The three ROTHRs cover some 3.5 million square miles of the Caribbean and South America, extending north-south from southern Florida to the middle of Brazil and east-west from the western coast of Central and South America to the Eastern edge of South America at Rio Grande do Norte. Aircraft and ships used by the Drug Barons to ship their illegal narcotics to the USA are tracked and intercepted thus helping reduce the supply of “street drugs”.
So, today, if you were to stand in the middle of Blakehill Farm looking out across the old airfield, now a scene of peace and tranquillity and home to many hundreds of species of plants and wildlife, you can only imagine what the countryside would have looked like had the ROTHR been installed. Oh, and something else to consider - you'd probably be trying to explain to an Armed Guard why they had caught you standing in the middle of a Top Secret NATO Radar Station!
Two views of the 2.6km long ROTHR Receiver Array like the one which would have been at Blakehill Farm.
Photo Credits: Raytheon (Left) and the US Navy (Right)
RAF St Davids - the other side of the missing array

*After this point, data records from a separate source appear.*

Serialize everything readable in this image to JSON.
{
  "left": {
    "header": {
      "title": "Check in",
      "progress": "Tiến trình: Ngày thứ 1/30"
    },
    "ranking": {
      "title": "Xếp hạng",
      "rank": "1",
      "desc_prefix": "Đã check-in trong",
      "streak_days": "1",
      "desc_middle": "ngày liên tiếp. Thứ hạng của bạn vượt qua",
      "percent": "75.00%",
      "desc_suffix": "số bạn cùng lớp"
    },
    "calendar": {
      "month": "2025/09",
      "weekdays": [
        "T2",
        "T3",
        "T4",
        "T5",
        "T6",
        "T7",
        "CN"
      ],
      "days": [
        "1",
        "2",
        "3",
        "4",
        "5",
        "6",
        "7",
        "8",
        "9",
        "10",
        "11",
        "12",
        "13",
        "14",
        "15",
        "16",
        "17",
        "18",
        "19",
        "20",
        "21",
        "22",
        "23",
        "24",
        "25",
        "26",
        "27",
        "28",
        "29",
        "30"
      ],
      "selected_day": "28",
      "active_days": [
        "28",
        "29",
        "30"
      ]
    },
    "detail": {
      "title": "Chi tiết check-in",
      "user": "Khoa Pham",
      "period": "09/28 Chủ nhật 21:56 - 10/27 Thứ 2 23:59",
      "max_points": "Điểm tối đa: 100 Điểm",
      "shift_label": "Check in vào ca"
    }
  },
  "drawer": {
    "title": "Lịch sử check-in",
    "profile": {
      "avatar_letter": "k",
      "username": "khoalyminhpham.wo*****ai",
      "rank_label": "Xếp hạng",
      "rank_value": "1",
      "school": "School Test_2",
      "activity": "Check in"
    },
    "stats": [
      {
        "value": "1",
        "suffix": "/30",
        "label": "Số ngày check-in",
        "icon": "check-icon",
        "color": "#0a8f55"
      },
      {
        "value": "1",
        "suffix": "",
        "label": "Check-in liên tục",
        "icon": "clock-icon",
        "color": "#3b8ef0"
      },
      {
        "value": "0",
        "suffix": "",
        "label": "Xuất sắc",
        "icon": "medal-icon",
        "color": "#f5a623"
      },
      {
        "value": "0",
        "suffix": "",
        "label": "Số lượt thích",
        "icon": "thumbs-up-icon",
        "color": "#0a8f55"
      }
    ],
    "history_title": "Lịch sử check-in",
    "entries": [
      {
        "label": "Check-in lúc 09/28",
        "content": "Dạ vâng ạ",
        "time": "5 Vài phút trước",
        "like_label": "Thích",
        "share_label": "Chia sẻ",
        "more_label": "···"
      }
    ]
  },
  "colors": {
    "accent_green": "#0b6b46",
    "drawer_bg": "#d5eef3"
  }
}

St David's Airfield, Solva consisted of thirty diamond-shaped hard-standings which were placed in five clusters around the perimeter, the most extensive clusters being to the north. The bomb store and fuel store were also placed on the northern perimeter, with the bomb dump further to the north. The south side of the airfield was the area determined for a watch office to pattern 12779/41, living quarters, and various maintenance buildings formed from Nissen or Maycrete huts. Provision for four T type hangars was also made on the southern perimeter, but only three were erected. Three Blister hangars were also built. The airfield had three runways 1801m (5910ft) long, 975m (3200ft) long, and 1088m (3570ft) long, established in a triangular pattern. The majority of buildings have now been demolished, but the runways and taxi-areas remain. Source
The ROTHR Transmitter Array at Viques, Puerto Rico like the one would have been at RAF St Davids linking back to RAF Blakehill. Photo Credit: GeoJournal
The 1.6 mile long “Blakehill” ROTHR Receiver array at its current home in Texas, some 80 miles West of Corpus Christie (Credit: Google Earth)